Toward achieving the price stability target in a sustainable


It is a great honor to have this opportunity to address such a distinguished gathering of business leaders in Japan today.

The year is almost coming to a close. Looking back on 2022, domestic and overseas economies have been hit by various shocks, while the impact of the novel coronavirus (COVID-19) has persisted. Russia’s invasion of Ukraine has triggered a rapid rise in prices of commodities, including energy and grains. In addition to this, factors such as supply-side constraints, including difficulties in procuring parts that have arisen during the course of recovery from the pandemic, have caused goods prices to rise worldwide. Moreover, labor market conditions have tightened substantially, mainly because demand, which had been suppressed by the pandemic, has risen significantly during the course of economic recovery. These high commodity prices and tightening labor market conditions have intensified global inflationary pressure, and inflation rates, particularly in the United States and Europe, have risen to levels not seen in four decades (Chart 1).

In order to prevent high inflation from becoming entrenched, central banks in the United States and Europe have raised policy interest rates rapidly.

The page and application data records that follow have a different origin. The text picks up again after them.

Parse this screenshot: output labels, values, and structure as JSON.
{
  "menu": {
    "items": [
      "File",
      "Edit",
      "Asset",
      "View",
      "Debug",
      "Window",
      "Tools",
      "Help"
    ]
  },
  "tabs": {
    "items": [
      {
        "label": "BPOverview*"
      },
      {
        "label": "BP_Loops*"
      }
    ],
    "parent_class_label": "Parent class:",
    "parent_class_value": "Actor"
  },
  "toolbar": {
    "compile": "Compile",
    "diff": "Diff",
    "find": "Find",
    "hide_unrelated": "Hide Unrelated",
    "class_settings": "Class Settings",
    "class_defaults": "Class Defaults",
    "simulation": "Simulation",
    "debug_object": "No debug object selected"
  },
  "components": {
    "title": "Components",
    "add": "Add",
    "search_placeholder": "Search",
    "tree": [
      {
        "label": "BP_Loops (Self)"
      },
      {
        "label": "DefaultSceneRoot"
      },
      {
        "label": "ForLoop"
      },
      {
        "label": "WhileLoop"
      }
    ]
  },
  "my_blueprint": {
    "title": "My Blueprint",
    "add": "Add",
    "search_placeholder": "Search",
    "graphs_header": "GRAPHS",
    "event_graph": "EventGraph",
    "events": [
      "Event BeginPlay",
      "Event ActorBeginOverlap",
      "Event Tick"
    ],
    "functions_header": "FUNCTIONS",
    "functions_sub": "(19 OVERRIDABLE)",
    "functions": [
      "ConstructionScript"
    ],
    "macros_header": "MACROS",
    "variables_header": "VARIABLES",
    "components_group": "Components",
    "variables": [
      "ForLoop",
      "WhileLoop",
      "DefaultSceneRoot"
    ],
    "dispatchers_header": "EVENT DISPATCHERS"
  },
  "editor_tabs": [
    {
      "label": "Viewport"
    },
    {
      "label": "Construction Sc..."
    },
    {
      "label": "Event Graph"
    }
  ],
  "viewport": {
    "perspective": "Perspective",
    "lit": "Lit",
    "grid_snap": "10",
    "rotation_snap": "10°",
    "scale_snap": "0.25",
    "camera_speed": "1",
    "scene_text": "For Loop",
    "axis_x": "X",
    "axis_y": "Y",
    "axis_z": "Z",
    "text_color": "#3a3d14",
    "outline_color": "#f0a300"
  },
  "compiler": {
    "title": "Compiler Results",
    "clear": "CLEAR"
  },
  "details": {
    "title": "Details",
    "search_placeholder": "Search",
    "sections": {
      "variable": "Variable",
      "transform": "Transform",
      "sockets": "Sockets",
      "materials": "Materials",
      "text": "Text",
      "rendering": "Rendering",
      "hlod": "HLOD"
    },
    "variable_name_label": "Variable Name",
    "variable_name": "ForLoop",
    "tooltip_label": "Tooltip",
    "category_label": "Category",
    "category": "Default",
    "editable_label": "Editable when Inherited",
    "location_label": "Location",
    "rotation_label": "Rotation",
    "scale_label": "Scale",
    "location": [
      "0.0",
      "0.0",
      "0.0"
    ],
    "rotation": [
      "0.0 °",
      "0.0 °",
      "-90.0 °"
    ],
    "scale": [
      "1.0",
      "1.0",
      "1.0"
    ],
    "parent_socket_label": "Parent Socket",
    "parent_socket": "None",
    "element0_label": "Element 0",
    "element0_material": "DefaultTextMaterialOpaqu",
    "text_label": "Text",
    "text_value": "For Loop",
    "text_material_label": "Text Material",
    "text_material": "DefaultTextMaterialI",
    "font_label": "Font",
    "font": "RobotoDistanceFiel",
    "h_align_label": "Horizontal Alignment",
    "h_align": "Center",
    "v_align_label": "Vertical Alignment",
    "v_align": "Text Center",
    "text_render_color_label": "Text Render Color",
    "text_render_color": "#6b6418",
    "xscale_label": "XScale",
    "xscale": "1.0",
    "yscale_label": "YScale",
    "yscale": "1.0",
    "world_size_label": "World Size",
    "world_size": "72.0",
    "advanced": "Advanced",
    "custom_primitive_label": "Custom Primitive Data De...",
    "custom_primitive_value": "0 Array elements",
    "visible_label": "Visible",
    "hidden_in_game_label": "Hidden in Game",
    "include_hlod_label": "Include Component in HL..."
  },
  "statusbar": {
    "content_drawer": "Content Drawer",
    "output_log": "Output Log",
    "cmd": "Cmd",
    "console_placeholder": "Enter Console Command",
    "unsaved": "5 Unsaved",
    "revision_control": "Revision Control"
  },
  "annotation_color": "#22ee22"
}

While the effects of monetary tightening feed through to economic activity and prices with a certain time lag, the International Monetary Fund (IMF) and other international organizations have forecast that inflation rates in the United States and Europe will fall next year. However, they have also projected that the growth rates for these economies will fall significantly due to the effects of monetary tightening, and that some economies will see negative growth. Unemployment rates are expected to rise in line with an easing of labor market conditions. Federal Reserve Chair Jerome Powell stated that this situation “will also bring some pain to households and businesses. These are the unfortunate costs of reducing inflation. But a failure to restore price stability would mean far greater pain.” Central banks in Europe have shown clear commitments to calming inflation while accepting the risk of there being some adverse economic effects. In sum, overseas economies are likely to remain subject to extremely high uncertainties next year. Japan, on the other hand, is expected to continue to see relatively stable economic growth. This is largely due to the difference in the timing of the economic resumption from the pandemic and to the fact that, unlike in the United States and Europe, accommodative financial conditions have been maintained in Japan. Moreover, while unemployment rates are likely to rise in the United States and Europe, it is expected that the rate will fall further in Japan and that labor market conditions will tighten.